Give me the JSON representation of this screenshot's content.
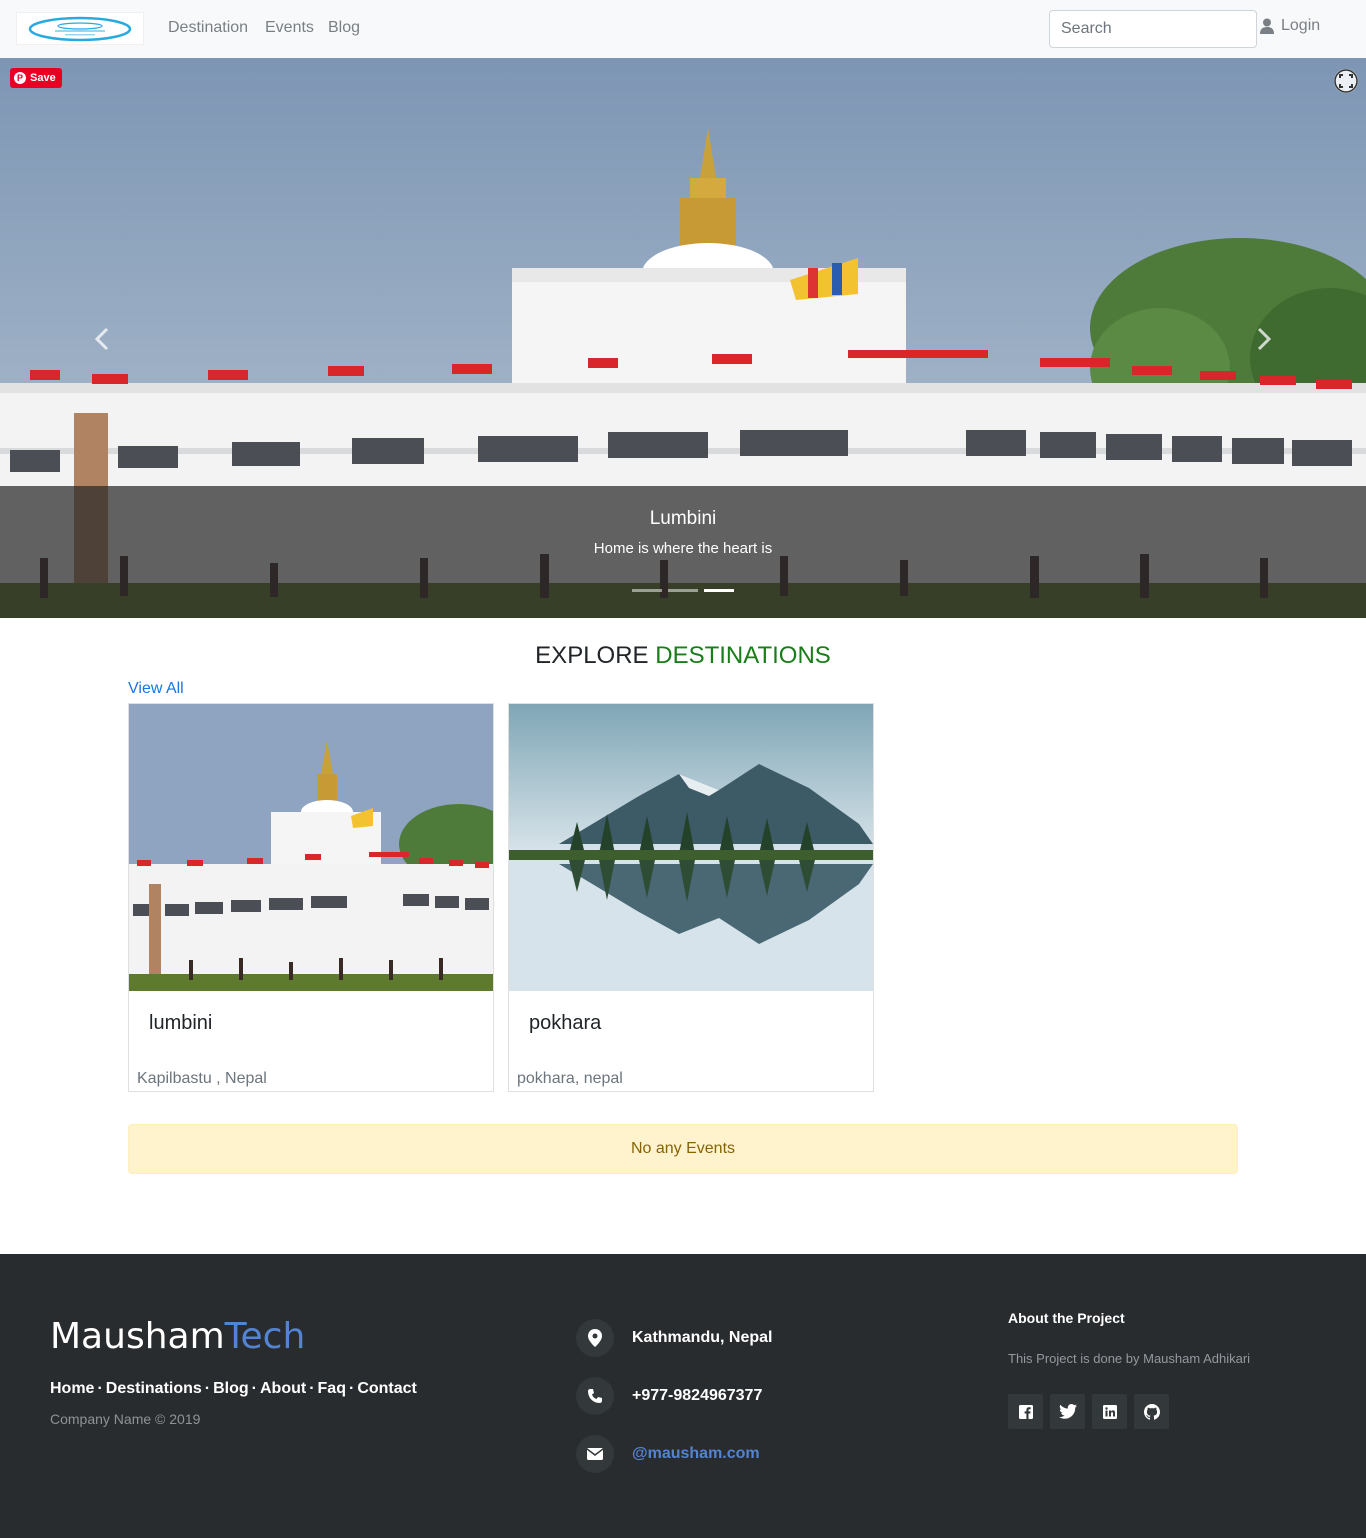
{
  "navbar": {
    "links": [
      "Destination",
      "Events",
      "Blog"
    ],
    "search_placeholder": "Search",
    "login_label": "Login"
  },
  "hero": {
    "pin_save_label": "Save",
    "caption_title": "Lumbini",
    "caption_text": "Home is where the heart is",
    "slide_count": 3,
    "active_slide": 3
  },
  "explore": {
    "title_main": "EXPLORE",
    "title_accent": "DESTINATIONS",
    "view_all": "View All",
    "cards": [
      {
        "title": "lumbini",
        "location": "Kapilbastu , Nepal"
      },
      {
        "title": "pokhara",
        "location": "pokhara, nepal"
      }
    ]
  },
  "events": {
    "empty_message": "No any Events"
  },
  "footer": {
    "brand_main": "Mausham",
    "brand_accent": "Tech",
    "links": [
      "Home",
      "Destinations",
      "Blog",
      "About",
      "Faq",
      "Contact"
    ],
    "copyright": "Company Name © 2019",
    "address": "Kathmandu, Nepal",
    "phone": "+977-9824967377",
    "email": "@mausham.com",
    "about_title": "About the Project",
    "about_text": "This Project is done by Mausham Adhikari",
    "socials": [
      "facebook-icon",
      "twitter-icon",
      "linkedin-icon",
      "github-icon"
    ]
  },
  "colors": {
    "accent_green": "#1a7d1a",
    "link_blue": "#1a73e8",
    "brand_blue": "#5383d3",
    "footer_bg": "#292c2f",
    "alert_bg": "#fff3cd"
  }
}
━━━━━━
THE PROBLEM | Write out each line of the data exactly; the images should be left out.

ANSWER BELOW |
Give me the JSON representation of this screenshot's content.
{
  "navbar": {
    "links": [
      "Destination",
      "Events",
      "Blog"
    ],
    "search_placeholder": "Search",
    "login_label": "Login"
  },
  "hero": {
    "pin_save_label": "Save",
    "caption_title": "Lumbini",
    "caption_text": "Home is where the heart is",
    "slide_count": 3,
    "active_slide": 3
  },
  "explore": {
    "title_main": "EXPLORE",
    "title_accent": "DESTINATIONS",
    "view_all": "View All",
    "cards": [
      {
        "title": "lumbini",
        "location": "Kapilbastu , Nepal"
      },
      {
        "title": "pokhara",
        "location": "pokhara, nepal"
      }
    ]
  },
  "events": {
    "empty_message": "No any Events"
  },
  "footer": {
    "brand_main": "Mausham",
    "brand_accent": "Tech",
    "links": [
      "Home",
      "Destinations",
      "Blog",
      "About",
      "Faq",
      "Contact"
    ],
    "copyright": "Company Name © 2019",
    "address": "Kathmandu, Nepal",
    "phone": "+977-9824967377",
    "email": "@mausham.com",
    "about_title": "About the Project",
    "about_text": "This Project is done by Mausham Adhikari",
    "socials": [
      "facebook-icon",
      "twitter-icon",
      "linkedin-icon",
      "github-icon"
    ]
  },
  "colors": {
    "accent_green": "#1a7d1a",
    "link_blue": "#1a73e8",
    "brand_blue": "#5383d3",
    "footer_bg": "#292c2f",
    "alert_bg": "#fff3cd"
  }
}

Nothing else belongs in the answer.